Alcohol Use Disorders (139) The problem of not recognizing the problem

12 March, 2024

Dear colleagues,

Today I want to reflect on one of the main barriers in Alcohol Use Disorder (AUD): denial.

When people don't know or can't admit that they have a problem, there is no way to find a solution.

According to SAMSHA's 2019 National Survey on Drug Use and Health, 21.6 million people in the US had substance use disorders (SUD), of which only 4.3% believed they had a problem that needed to be treated. (1)

In other words, the denial of the existence of the “problem” is a major “problem” in substance use disorders.

Denial is defined as “the refusal to admit the truth or reality of something.” In psychology it is usually a defense mechanism to avoid facing a personal problem. (2)

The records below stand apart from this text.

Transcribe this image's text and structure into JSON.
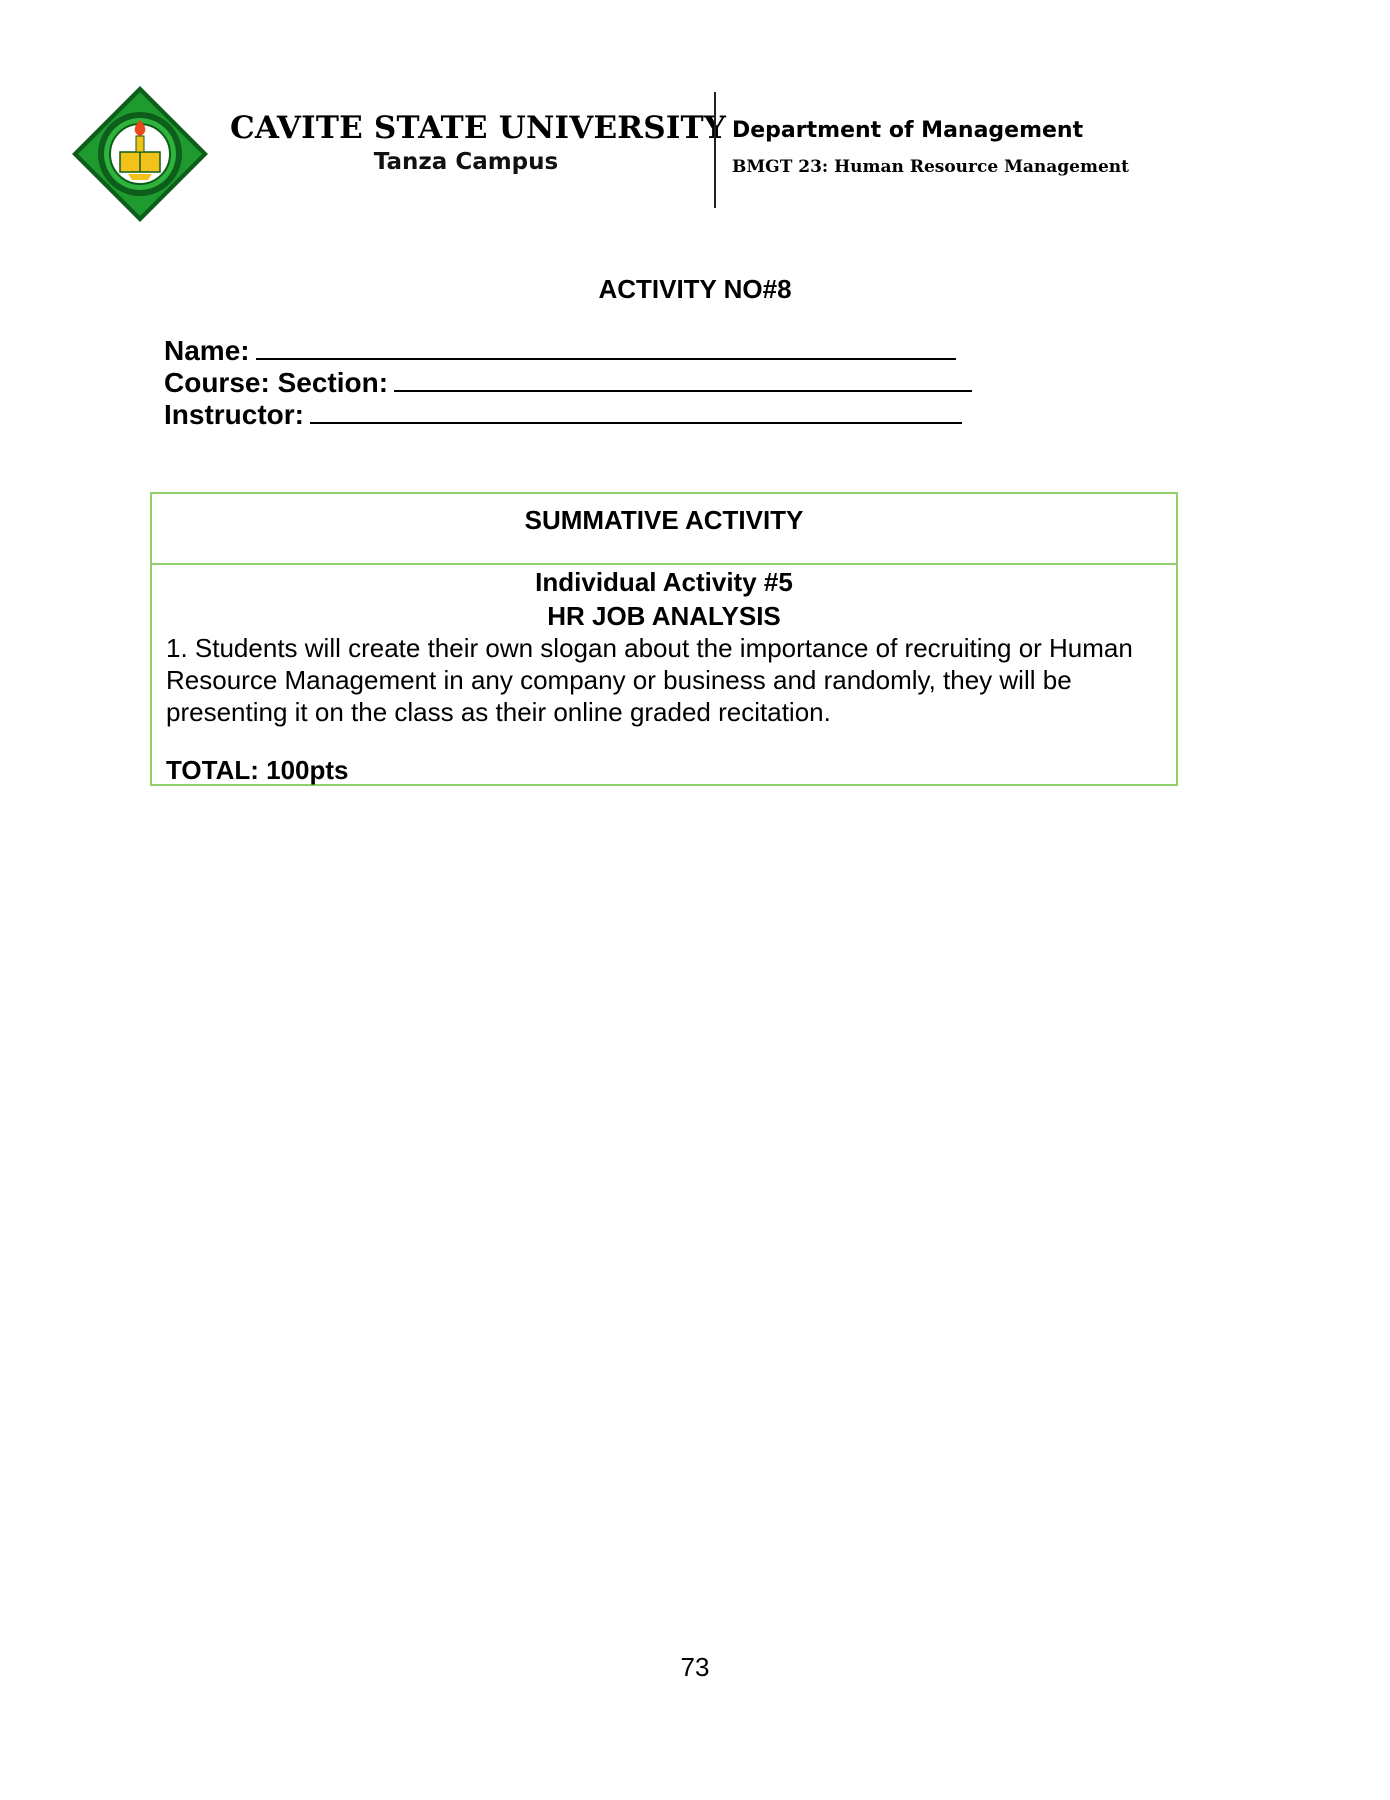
{
  "header": {
    "university": "CAVITE STATE UNIVERSITY",
    "campus": "Tanza Campus",
    "department": "Department of Management",
    "course": "BMGT 23: Human Resource Management",
    "logo_icon": "university-seal-icon",
    "logo_colors": {
      "green": "#1f9a2f",
      "dark_green": "#0c5e1a",
      "gold": "#f2c21a"
    }
  },
  "activity_title": "ACTIVITY NO#8",
  "fields": {
    "name_label": "Name:",
    "course_section_label": "Course: Section:",
    "instructor_label": "Instructor:"
  },
  "summative": {
    "title": "SUMMATIVE ACTIVITY",
    "subtitle": "Individual Activity #5",
    "topic": "HR JOB ANALYSIS",
    "instruction": "1. Students will create their own slogan about the importance of recruiting or Human Resource Management in any company or business and randomly, they will be presenting it on the class as their online graded recitation.",
    "total": "TOTAL: 100pts",
    "border_color": "#8fd16a"
  },
  "page_number": "73"
}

Denial is common in people with alcohol use disorder, who tend to minimize the importance of their consumption, but it also extends to the environment of the person with AUD, whether family or friends.

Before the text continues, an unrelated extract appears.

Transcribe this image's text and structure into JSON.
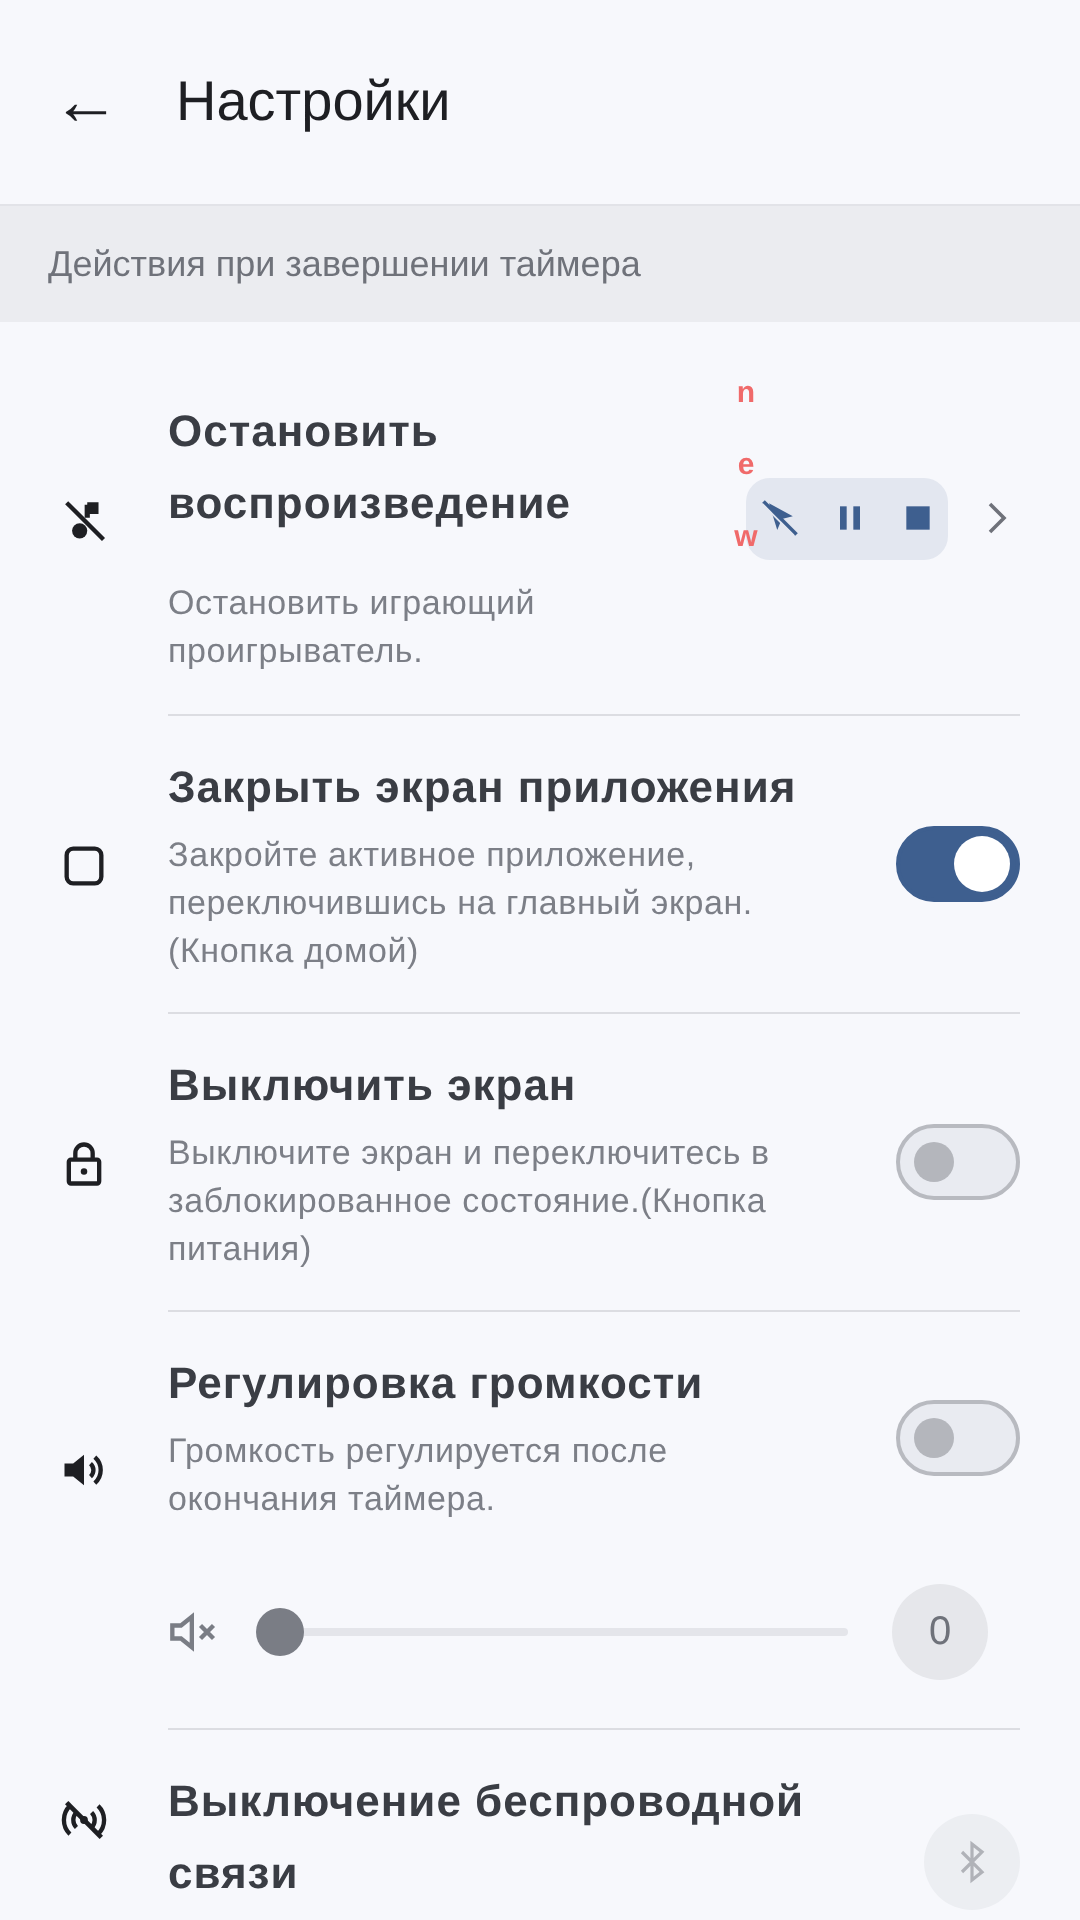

There are several causes of this denial, among which the following stand out: the stigma associated with alcoholism and not being ready to stop drinking.(3)

Therefore, the first step in facing an alcohol use disorder (AUD) is to recognize and accept that alcohol has a negative impact on the person's life and, eventually, those around us.

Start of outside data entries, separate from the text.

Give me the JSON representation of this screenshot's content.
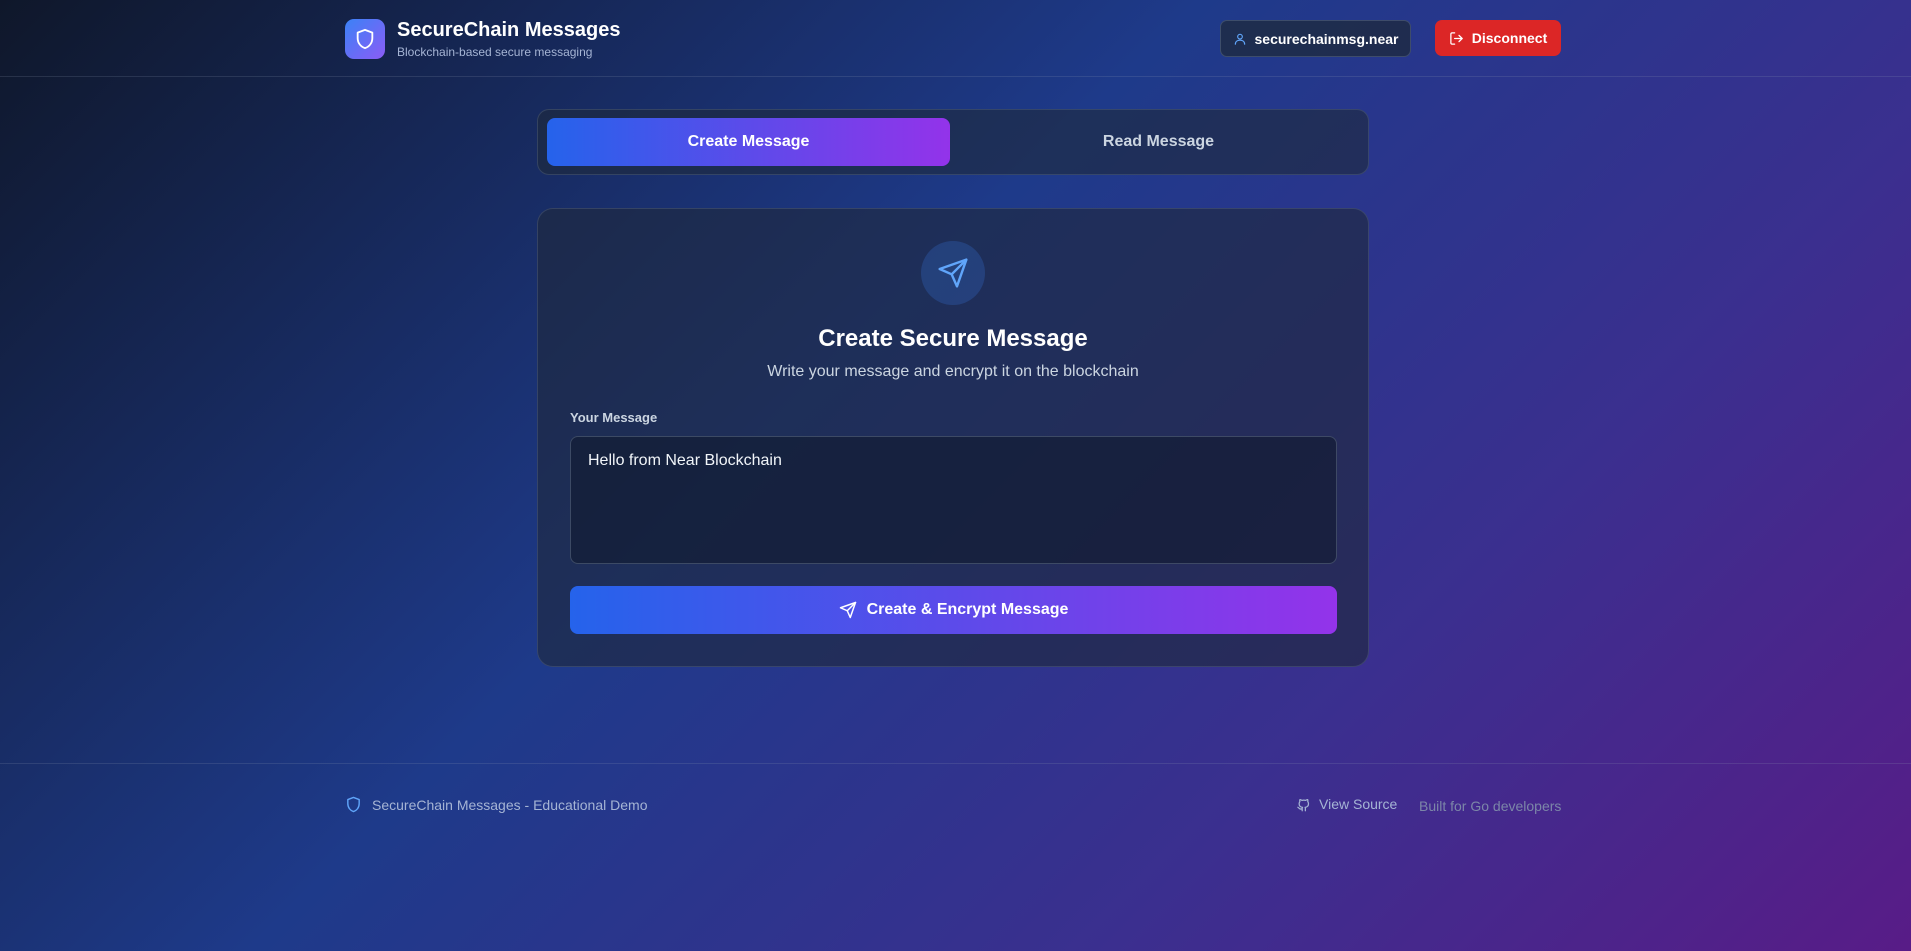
{
  "header": {
    "app_title": "SecureChain Messages",
    "app_subtitle": "Blockchain-based secure messaging",
    "logo_icon": "shield-icon",
    "account_name": "securechainmsg.near",
    "account_icon": "user-icon",
    "disconnect_label": "Disconnect",
    "disconnect_icon": "logout-icon"
  },
  "tabs": [
    {
      "label": "Create Message",
      "active": true
    },
    {
      "label": "Read Message",
      "active": false
    }
  ],
  "card": {
    "icon": "send-icon",
    "title": "Create Secure Message",
    "subtitle": "Write your message and encrypt it on the blockchain",
    "field_label": "Your Message",
    "message_value": "Hello from Near Blockchain",
    "submit_label": "Create & Encrypt Message",
    "submit_icon": "send-icon"
  },
  "footer": {
    "left_text": "SecureChain Messages - Educational Demo",
    "left_icon": "shield-icon",
    "source_label": "View Source",
    "source_icon": "github-icon",
    "built_text": "Built for Go developers"
  },
  "colors": {
    "accent_blue": "#2563eb",
    "accent_purple": "#9333ea",
    "danger": "#dc2626",
    "icon_blue": "#60a5fa"
  }
}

Tools like the AUDIT and others are useful so that people with AUD can make it visible that they have a problem.

In most cases, someone who views alcohol as an important tool for managing their emotions and situations will continue to deny that they have an AUD until the problems become impossible to ignore.

Alcohol consumption can be problematic if it affects the person's health or puts life at risk due to traffic accidents or alcohol-related illnesses, or if it creates interpersonal difficulties with family and friends, if it impairs other activities such as work or study. (4)

Therefore, we should not wait for people to recognize that they have a problem with alcohol, because many times it may be too late.

Health professionals should apply available tools that make it easier for people with AUD to become aware of the problem and inform them that help is available to deal with it.

What do you think about it?

What is the situation in your country?

Kind regards,







Dr. Eduardo Bianco

Director, Addiction Training Program (ATP)



HIFA profile: Eduardo Bianco is a medical doctor and Cardiologist, Certified Tobacco Cessation Expert with a Masters in Prevention and Treatment of Addictive Disorders. Currently, he is Chair of the World Heart Federation Tobacco Expert Group. Dr. Biancos research examines tobacco control and cessation, and he is a prominent member of several organizations that address tobacco control in Latin America. Dr. Bianco has worked for 25 years in Uruguay and Latin America to promote and train in smoking cessation treatment and tobacco control policies. He is also the former Regional Coordinator for the Americas of the Framework Convention Alliance and former Technical Director of the MOH Center for International Cooperation for Tobacco. ebianco AT